Keep in mind that it must be tiring and boring for your teachers to constantly be going over the same things they taught the week or weeks before, without seeing any commitment and/or improvement. For them to be interested and motivated they need to see you putting in the extra effort.  Take every opportunity, offered by the school, for you to practice. Watch and study the more accomplished dancers (at the school and at competitions), to remind yourself what it is you are striving to become!

"Winning is not a sometime thing. It's an all time thing. You don't win once in a while. You don't do things right once in a while. You do them right all the time. Winning is a HABIT!"
"When I get tired and want to stop, I wonder what my opponent is doing, is he still working out. I try to visualise him still working.

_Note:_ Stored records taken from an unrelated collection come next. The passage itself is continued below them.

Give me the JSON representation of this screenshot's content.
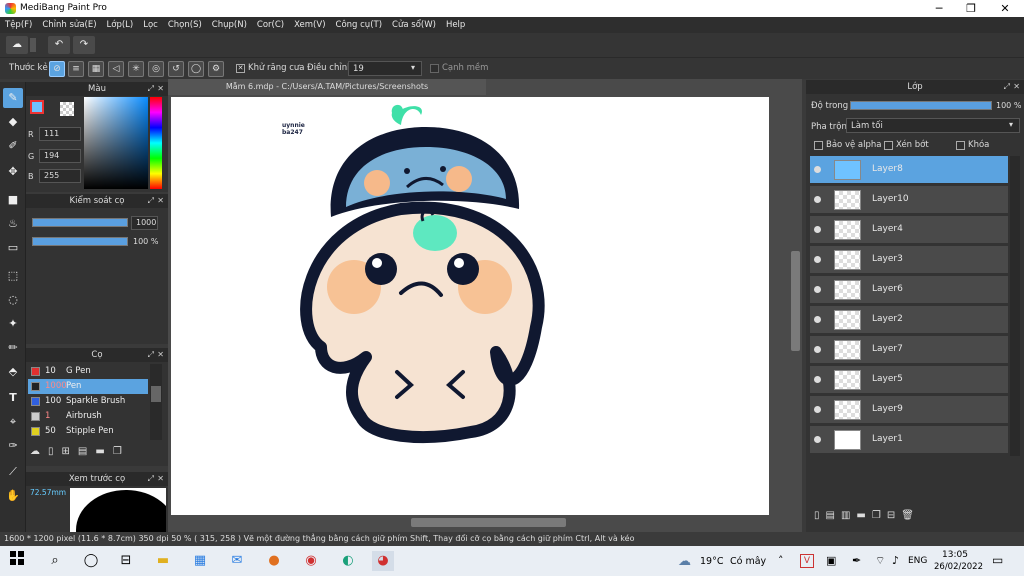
{
  "window": {
    "title": "MediBang Paint Pro",
    "minimize": "─",
    "maximize": "❐",
    "close": "✕"
  },
  "menu": [
    "Tệp(F)",
    "Chỉnh sửa(E)",
    "Lớp(L)",
    "Lọc",
    "Chọn(S)",
    "Chụp(N)",
    "Cor(C)",
    "Xem(V)",
    "Công cụ(T)",
    "Cửa sổ(W)",
    "Help"
  ],
  "toolbar2": {
    "ruler_label": "Thước kẻ",
    "antialias_label": "Khử răng cưa",
    "adjust_label": "Điều chỉnh",
    "adjust_value": "19",
    "smooth_label": "Cạnh mềm"
  },
  "color_panel": {
    "title": "Màu",
    "r_label": "R",
    "g_label": "G",
    "b_label": "B",
    "r": "111",
    "g": "194",
    "b": "255",
    "fg_color": "#6fc2ff"
  },
  "brush_control": {
    "title": "Kiểm soát cọ",
    "size": "1000",
    "opacity": "100 %"
  },
  "brush_panel": {
    "title": "Cọ",
    "items": [
      {
        "size": "10",
        "name": "G Pen",
        "color": "#e03030"
      },
      {
        "size": "1000",
        "name": "Pen",
        "color": "#222222"
      },
      {
        "size": "100",
        "name": "Sparkle Brush",
        "color": "#3060e0"
      },
      {
        "size": "1",
        "name": "Airbrush",
        "color": "#cccccc"
      },
      {
        "size": "50",
        "name": "Stipple Pen",
        "color": "#e0d020"
      }
    ]
  },
  "preview_panel": {
    "title": "Xem trước cọ",
    "size": "72.57mm"
  },
  "document": {
    "tab": "Mẫm 6.mdp - C:/Users/A.TAM/Pictures/Screenshots",
    "signature": "uynnie\nba247"
  },
  "layers_panel": {
    "title": "Lớp",
    "opacity_label": "Độ trong",
    "opacity_value": "100 %",
    "blend_label": "Pha trộn",
    "blend_value": "Làm tối",
    "protect_alpha": "Bảo vệ alpha",
    "clip": "Xén bớt",
    "lock": "Khóa",
    "layers": [
      "Layer8",
      "Layer10",
      "Layer4",
      "Layer3",
      "Layer6",
      "Layer2",
      "Layer7",
      "Layer5",
      "Layer9",
      "Layer1"
    ],
    "selected": "Layer8"
  },
  "status": {
    "size": "1600 * 1200 pixel",
    "cm": "(11.6 * 8.7cm)",
    "dpi": "350 dpi",
    "zoom": "50 %",
    "coords": "( 315, 258 )",
    "hint": "Vẽ một đường thẳng bằng cách giữ phím Shift, Thay đổi cỡ cọ bằng cách giữ phím Ctrl, Alt và kéo"
  },
  "taskbar": {
    "weather": "19°C",
    "weather_text": "Có mây",
    "lang": "ENG",
    "time": "13:05",
    "date": "26/02/2022"
  }
}
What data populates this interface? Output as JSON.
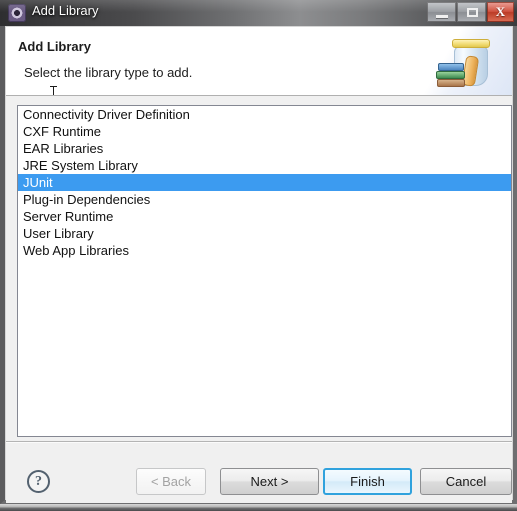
{
  "window": {
    "title": "Add Library",
    "icon": "eclipse-gear-icon",
    "controls": {
      "minimize": "–",
      "maximize": "□",
      "close": "X"
    }
  },
  "header": {
    "title": "Add Library",
    "description": "Select the library type to add.",
    "art_icon": "library-jar-books-icon"
  },
  "library_list": {
    "name": "library-type-list",
    "selected": "JUnit",
    "items": [
      {
        "label": "Connectivity Driver Definition",
        "selected": false
      },
      {
        "label": "CXF Runtime",
        "selected": false
      },
      {
        "label": "EAR Libraries",
        "selected": false
      },
      {
        "label": "JRE System Library",
        "selected": false
      },
      {
        "label": "JUnit",
        "selected": true
      },
      {
        "label": "Plug-in Dependencies",
        "selected": false
      },
      {
        "label": "Server Runtime",
        "selected": false
      },
      {
        "label": "User Library",
        "selected": false
      },
      {
        "label": "Web App Libraries",
        "selected": false
      }
    ]
  },
  "buttons": {
    "help": "?",
    "back": "< Back",
    "next": "Next >",
    "finish": "Finish",
    "cancel": "Cancel",
    "back_enabled": false,
    "default_button": "Finish"
  },
  "colors": {
    "selection_blue": "#3c9bf0",
    "default_button_border": "#30a2dd",
    "dialog_background": "#f0f0f0",
    "close_button_red": "#cf4f3c",
    "titlebar_dark": "#3b3b3d"
  }
}
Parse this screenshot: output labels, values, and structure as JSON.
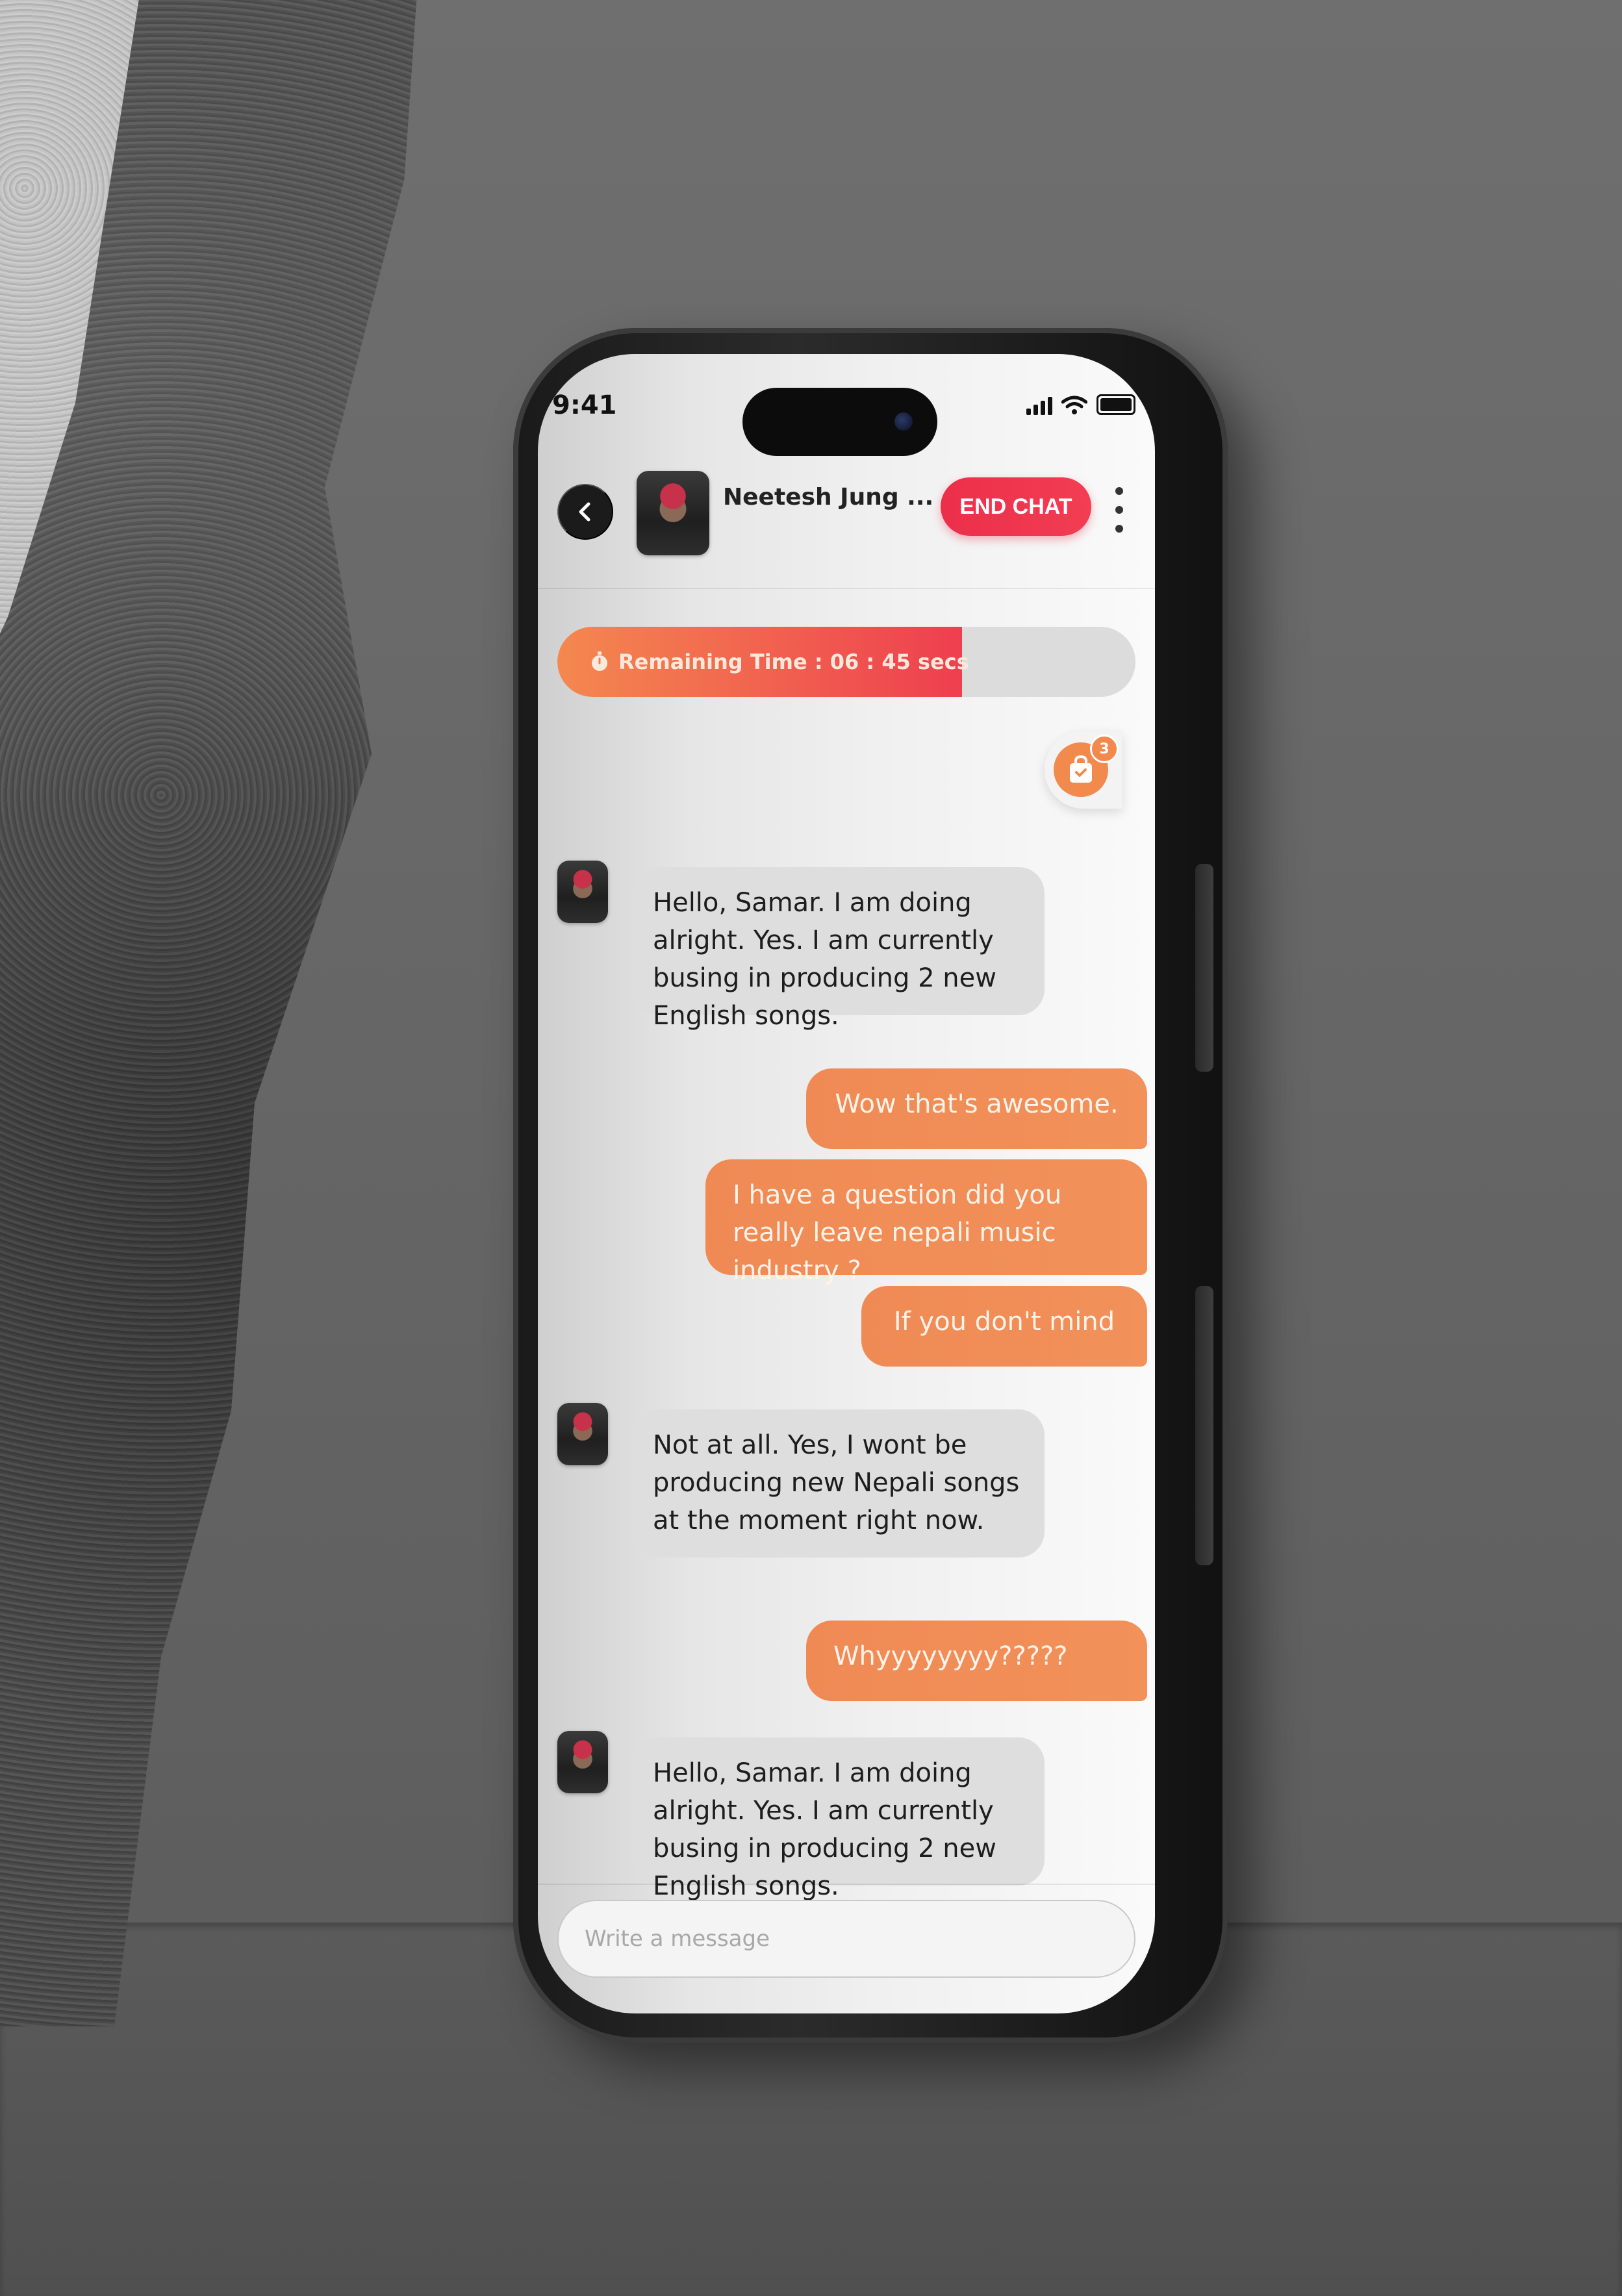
{
  "status_bar": {
    "time": "9:41"
  },
  "header": {
    "contact_name": "Neetesh Jung ...",
    "end_chat_label": "END CHAT"
  },
  "timer": {
    "label": "Remaining Time : 06 : 45 secs",
    "remaining_fraction": 0.7
  },
  "cart": {
    "badge_count": "3"
  },
  "messages": [
    {
      "from": "them",
      "text": "Hello, Samar. I am doing alright. Yes. I am currently busing in producing 2 new English songs."
    },
    {
      "from": "me",
      "text": "Wow that's awesome."
    },
    {
      "from": "me",
      "text": "I have a question did you really leave nepali music industry ?"
    },
    {
      "from": "me",
      "text": "If you don't mind"
    },
    {
      "from": "them",
      "text": "Not at all. Yes, I wont be producing new Nepali songs at the moment right now."
    },
    {
      "from": "me",
      "text": "Whyyyyyyyy?????"
    },
    {
      "from": "them",
      "text": "Hello, Samar. I am doing alright. Yes. I am currently busing in producing 2 new English songs."
    }
  ],
  "composer": {
    "placeholder": "Write a message"
  },
  "colors": {
    "accent_orange": "#F08A55",
    "end_chat_red": "#EC2F4B",
    "incoming_bubble": "#DEDEDE"
  }
}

Then I push myself harder."
"Everyone wants to win, but not everyone is willing to prepare to win."
"The difference between a good athlete and a top athlete is the top athlete will do the mundane things when nobody's looking."
- Susan True

"Perfect practice makes perfect" - you need to be practicing the correct things, otherwise, you will just end up being very good at executing the wrong movements, which will be very hard to correct later on.

".. You have to go and do it all, over and over and over again, to make it your dance experience and your knowledge."
- Jukka Haapalainen four-times world champion
"Winners don't do different things, they do things differently".
 - Shiv Khera
"Those who truly have the spirit of champions are never wholly happy with an easy win. Half the satisfaction stems from knowing that it was the time and the effort you invested that led to your high achievement."
- Nicole Haislett

Becoming a winner means first thinking like a winner.  You can count on this - the person, who comes first, at Blackpool, will be the one that made the commitment to win.  Establish your goal, visualise yourself achieving it and commit to win!

Disclaimer: Please note that this website is run by enthusiastic supporters of Wright Rhythm and not the principals themselves. Opinions represented here are not necessarily those of the school, teachers or specific members.